THE BOY IN THE BAND |  Grayson Villanueva on being part of Disney-Pixar’s ‘Turning Red’

Set in early 2000s Toronto, Disney-Pixar’s latest film “Turning Red” pays homage to the decade’s biggest musical acts. As the story centers around a 13 -year-old girl’s coming of age story, director Domme Shi feels that “it’s pretty much mandatory to include a boy band.”

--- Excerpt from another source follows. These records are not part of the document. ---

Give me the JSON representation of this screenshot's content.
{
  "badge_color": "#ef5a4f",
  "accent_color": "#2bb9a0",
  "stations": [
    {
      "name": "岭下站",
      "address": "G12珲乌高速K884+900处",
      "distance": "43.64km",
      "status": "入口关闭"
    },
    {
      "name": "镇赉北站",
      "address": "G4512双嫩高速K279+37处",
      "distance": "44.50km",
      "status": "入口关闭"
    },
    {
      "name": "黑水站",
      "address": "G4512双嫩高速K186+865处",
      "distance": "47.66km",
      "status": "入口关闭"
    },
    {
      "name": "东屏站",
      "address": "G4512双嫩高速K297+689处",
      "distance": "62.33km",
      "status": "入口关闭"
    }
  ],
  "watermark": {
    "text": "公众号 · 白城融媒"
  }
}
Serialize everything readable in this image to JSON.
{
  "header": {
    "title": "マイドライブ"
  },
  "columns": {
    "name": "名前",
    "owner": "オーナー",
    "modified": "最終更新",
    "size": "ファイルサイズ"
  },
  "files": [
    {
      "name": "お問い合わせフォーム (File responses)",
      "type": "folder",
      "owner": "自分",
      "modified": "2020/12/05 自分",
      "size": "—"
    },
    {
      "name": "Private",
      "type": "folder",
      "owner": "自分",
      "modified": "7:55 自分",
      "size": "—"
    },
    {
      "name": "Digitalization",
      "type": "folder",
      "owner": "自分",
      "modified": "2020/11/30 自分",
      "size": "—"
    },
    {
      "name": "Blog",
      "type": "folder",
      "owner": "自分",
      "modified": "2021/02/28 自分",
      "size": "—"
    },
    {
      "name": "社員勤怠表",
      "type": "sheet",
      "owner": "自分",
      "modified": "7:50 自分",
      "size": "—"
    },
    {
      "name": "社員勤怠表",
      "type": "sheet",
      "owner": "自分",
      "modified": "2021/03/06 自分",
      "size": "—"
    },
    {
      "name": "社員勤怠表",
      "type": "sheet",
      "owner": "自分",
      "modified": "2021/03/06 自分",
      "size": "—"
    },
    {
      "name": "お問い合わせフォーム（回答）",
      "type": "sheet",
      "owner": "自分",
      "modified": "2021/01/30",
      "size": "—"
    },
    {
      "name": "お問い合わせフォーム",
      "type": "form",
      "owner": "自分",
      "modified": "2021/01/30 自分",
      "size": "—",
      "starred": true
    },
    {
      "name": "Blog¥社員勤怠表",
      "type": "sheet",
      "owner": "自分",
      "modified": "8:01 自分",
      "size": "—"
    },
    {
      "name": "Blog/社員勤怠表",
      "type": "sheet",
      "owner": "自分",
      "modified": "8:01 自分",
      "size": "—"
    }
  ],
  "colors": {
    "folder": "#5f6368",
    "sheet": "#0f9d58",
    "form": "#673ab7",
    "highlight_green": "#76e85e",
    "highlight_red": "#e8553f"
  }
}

This is where Filipino-American singer, music producer, performer and vocal arranger Grayson Villanueva comes in. With three songs written by brother-sister duo FINNEAS and Billie Eilish, Grayson, along with Jordan Fisher, Josh Levi, Topher Ngo and Finneas himself providing vocals, the five of them lend their voices to 4*Town, the in-universe band the protagonist is obsessed with. Inspired by the styles of NSYNC and The Backstreet Boys, the team created three songs; “Nobody Like U,” “U Know What’s Up,” “1 True Love,” all of which mix the style of the early 2000s with modern sensibilities.

“I think they just nailed that era,” said Grayson, who voiced the youngest member of 4*Town, Taeyong, “but they also included a lot of modern production which makes it so much fun to listen to.”

For Grayson, this role was a surprise yet “fit like a glove”, as he initially had no idea that he was auditioning for Pixar.

“When I was auditioning for the role, I didn’t know what it was for,” he recalled, “I just knew it was an animated film, and I didn’t hear back until three months when the vocal contractor for the film texted me and said; ‘hey, Disney is gonna call you this week.’”

Upon landing the role, Grayson found out that all the three songs required perfect harmonies and the magic “boy band chemistry”. Having had a background in acapella and beatboxing, Grayson was able to “trial and error” the harmonies with the other members during the workshop.

“It was super cool to be able to do that, especially after quarantine,” he said, “So what we did was we all sang in the same room but in different vocal booths. But the vocal booths had windows so we could see each other and interact with one another. It was a lot of trial and error, but it was such a thrill to be able to play outside the realms of the sheet music and make that come to life. It was a lot of making sure our voices blended together and that we had that boy band chemistry,”

However, this role was not just a way for Grayson to flex his vocal prowess, as it also marks an important step in Grayson’s personal advocacy of Asian representation in mainstream media.

“It’s such an honor to be part of this film, it’s a story about an Asian girl’s coming of age but the center point is not being Asian, it’s about growing up. Everyone can relate to that, she just happens to be Asian. I want to see more stories where they don’t really make it a point that ‘hey this is an Asian story,’ but more ‘hey, here’s a story that everyone can relate to that just happens to be Asian’ and I love that,” he concludes.